GOOD DAYS AND BAD DAYS
Just a few days before Valentine’s Day, I read a heartwarming story on the front page of the Chicago Tribune. In the Saturday, Feb. 11, 2012, edition, the story was about a flower shop that employs people with mental health issues. It was an excellent story, but, it has left me with the same feelings of disquiet that follow me like a dark cloud most of the time.
It was a story about hope, encouragement and possibilities for those who need all of that and more. Yet, my heart hurt after reading it.
I have written before about sharing one’s diagnosis with family, friends, co-workers and one’s boss. I have shared my deep feelings regarding secrecy feeding stigma. I have shared the harm that may come from telling all. I have shared the good that may come from telling all.

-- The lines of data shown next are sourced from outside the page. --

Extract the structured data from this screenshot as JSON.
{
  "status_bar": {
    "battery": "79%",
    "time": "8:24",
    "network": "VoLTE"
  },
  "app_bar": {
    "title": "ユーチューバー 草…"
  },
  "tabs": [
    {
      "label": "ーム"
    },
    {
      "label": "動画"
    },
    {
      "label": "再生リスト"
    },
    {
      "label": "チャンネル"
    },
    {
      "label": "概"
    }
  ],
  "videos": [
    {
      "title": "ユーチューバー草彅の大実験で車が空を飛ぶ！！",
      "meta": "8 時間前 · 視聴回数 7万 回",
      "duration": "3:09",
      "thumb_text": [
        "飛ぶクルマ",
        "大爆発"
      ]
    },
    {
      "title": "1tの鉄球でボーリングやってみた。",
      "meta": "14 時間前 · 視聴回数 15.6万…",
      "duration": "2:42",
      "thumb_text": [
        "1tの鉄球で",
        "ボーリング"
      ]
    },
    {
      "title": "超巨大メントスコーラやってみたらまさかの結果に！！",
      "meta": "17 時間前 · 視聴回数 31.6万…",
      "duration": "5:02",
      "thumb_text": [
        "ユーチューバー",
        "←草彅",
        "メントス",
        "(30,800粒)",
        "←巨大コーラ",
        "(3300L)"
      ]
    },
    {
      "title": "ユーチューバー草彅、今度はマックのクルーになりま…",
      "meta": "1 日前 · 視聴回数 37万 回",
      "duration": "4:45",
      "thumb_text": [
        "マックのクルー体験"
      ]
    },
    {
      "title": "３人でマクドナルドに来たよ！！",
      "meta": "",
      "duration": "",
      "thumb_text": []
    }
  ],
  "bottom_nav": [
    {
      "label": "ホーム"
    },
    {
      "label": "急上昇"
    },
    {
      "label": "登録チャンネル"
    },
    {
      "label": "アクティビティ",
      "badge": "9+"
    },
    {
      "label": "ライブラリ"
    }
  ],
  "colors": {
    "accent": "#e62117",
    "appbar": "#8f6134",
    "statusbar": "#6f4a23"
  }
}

This particular story about flowers, Valentine’s Day and hope had the courage to reveal both sides of that coin: to tell or not to tell. The manager of the shop stated that his clients “don’t have a clue” about his employees.
“The manager would prefer that the flower shop be known for creativity or service rather than the fact that all but one employee has an illness such as bipolar disorder or schizophrenia,” the story read. The article quoted this wonderful man with a heart full of compassion, saying “People might think they’ll just get some daisies shoved in a vase…”
The truth hit me in the face. It really isn’t anyone’s business who the employees are at this shop. They are real people with real lives who want to be like everyone else. Not telling is the best way to go for this establishment. If his clients “knew” his employees lived with brain disorders they might stop frequenting his shop. They might feel like the bride who was nervous about trusting people with mental illnesses with the centerpieces for her wedding.
I felt like crying. This bride is really no different from any other person who has little understanding of mental illness. She was scared for herself and of “them.” She did not want her wedding ruined by these people.
Further in the story, Mark Williams of Disabilityworks said, “Because of the stigma, job applicants with these diseases have a much harder time than those who are blind or in a wheelchair.” Again, I felt like crying. The truth can hurt.
The manager of the flower shop shows his compassionate understanding of his employees needs by offering them the ability to “call in sick without fear of disciplinary action or pink slips.” While on the job, if symptoms flare up, he will say, “go for a walk … or, tomorrow is another day.”
The truth, as we know, is that pink slips and disciplinary actions are far too frequent in the real world of work. Those who do not understand mental illness can be a harsh judge and jury for those in need of understanding and awareness.
Again, I felt like crying. Why can’t all (or most) employees, managers, colleagues, coworkers, friends and family become educated for the good and welfare of all? Why must people who just want to be like everyone else be stigmatized by ignorance?
The mission and vision of Rebecca’s Dream is to continue to inform and educate the public so that stigma will diminish over time.
As the manager of the flower shop said when he first began working there, he had scant knowledge of mental illness and was a little concerned for his safety. Now he says, “People just don’t understand … that these are just normal people, except with good days and bad days.”
That is the truth. Good days and bad days. We all have good days and bad days, and we all need compassionate understanding.
My wish for the wonderful manager at the flower shop: may all your days be filled with roses. You are a person of great humanity.
My dream for all who live with a mood disorder: may your story no longer be front-page news because you are not newsworthy. You just are living the best life you can while being accepted and understood by all people of great humanity.
Gail W. Cutler